Requirement: Reproduce the full listing that follows, matching it exactly.

Exercise data:
********************

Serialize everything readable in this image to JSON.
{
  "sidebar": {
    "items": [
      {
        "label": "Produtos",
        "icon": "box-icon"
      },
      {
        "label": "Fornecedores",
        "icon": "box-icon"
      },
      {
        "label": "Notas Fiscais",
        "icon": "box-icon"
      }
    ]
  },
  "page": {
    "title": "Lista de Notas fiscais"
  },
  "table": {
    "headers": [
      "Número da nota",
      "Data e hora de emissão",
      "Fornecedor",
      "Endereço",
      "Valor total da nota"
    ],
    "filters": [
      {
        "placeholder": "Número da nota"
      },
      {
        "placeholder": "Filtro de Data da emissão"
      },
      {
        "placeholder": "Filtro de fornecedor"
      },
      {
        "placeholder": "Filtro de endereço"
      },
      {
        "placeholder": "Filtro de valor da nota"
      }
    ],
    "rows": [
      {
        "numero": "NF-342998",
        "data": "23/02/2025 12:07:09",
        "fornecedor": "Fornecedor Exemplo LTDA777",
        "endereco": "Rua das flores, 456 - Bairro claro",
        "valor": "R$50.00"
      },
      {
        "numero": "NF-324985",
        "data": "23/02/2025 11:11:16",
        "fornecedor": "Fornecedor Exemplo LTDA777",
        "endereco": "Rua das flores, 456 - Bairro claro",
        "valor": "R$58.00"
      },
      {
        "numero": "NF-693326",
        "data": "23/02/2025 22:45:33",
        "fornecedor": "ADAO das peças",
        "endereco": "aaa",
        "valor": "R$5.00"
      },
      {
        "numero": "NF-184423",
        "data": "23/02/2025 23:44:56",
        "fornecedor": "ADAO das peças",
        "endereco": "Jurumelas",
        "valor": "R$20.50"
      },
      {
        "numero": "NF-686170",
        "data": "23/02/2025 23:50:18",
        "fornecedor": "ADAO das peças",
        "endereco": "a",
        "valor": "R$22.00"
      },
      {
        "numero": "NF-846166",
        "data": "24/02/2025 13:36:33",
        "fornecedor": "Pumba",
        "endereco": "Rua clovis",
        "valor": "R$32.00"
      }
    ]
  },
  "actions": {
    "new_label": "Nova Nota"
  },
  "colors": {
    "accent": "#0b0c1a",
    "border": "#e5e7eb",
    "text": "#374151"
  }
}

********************

Task result:
Serialize everything readable in this image to JSON.
{
  "sidebar": {
    "items": [
      {
        "label": "Produtos",
        "icon": "box-icon"
      },
      {
        "label": "Fornecedores",
        "icon": "box-icon"
      },
      {
        "label": "Notas Fiscais",
        "icon": "box-icon"
      }
    ]
  },
  "page": {
    "title": "Lista de Notas fiscais"
  },
  "table": {
    "headers": [
      "Número da nota",
      "Data e hora de emissão",
      "Fornecedor",
      "Endereço",
      "Valor total da nota"
    ],
    "filters": [
      {
        "placeholder": "Número da nota"
      },
      {
        "placeholder": "Filtro de Data da emissão"
      },
      {
        "placeholder": "Filtro de fornecedor"
      },
      {
        "placeholder": "Filtro de endereço"
      },
      {
        "placeholder": "Filtro de valor da nota"
      }
    ],
    "rows": [
      {
        "numero": "NF-342998",
        "data": "23/02/2025 12:07:09",
        "fornecedor": "Fornecedor Exemplo LTDA777",
        "endereco": "Rua das flores, 456 - Bairro claro",
        "valor": "R$50.00"
      },
      {
        "numero": "NF-324985",
        "data": "23/02/2025 11:11:16",
        "fornecedor": "Fornecedor Exemplo LTDA777",
        "endereco": "Rua das flores, 456 - Bairro claro",
        "valor": "R$58.00"
      },
      {
        "numero": "NF-693326",
        "data": "23/02/2025 22:45:33",
        "fornecedor": "ADAO das peças",
        "endereco": "aaa",
        "valor": "R$5.00"
      },
      {
        "numero": "NF-184423",
        "data": "23/02/2025 23:44:56",
        "fornecedor": "ADAO das peças",
        "endereco": "Jurumelas",
        "valor": "R$20.50"
      },
      {
        "numero": "NF-686170",
        "data": "23/02/2025 23:50:18",
        "fornecedor": "ADAO das peças",
        "endereco": "a",
        "valor": "R$22.00"
      },
      {
        "numero": "NF-846166",
        "data": "24/02/2025 13:36:33",
        "fornecedor": "Pumba",
        "endereco": "Rua clovis",
        "valor": "R$32.00"
      }
    ]
  },
  "actions": {
    "new_label": "Nova Nota"
  },
  "colors": {
    "accent": "#0b0c1a",
    "border": "#e5e7eb",
    "text": "#374151"
  }
}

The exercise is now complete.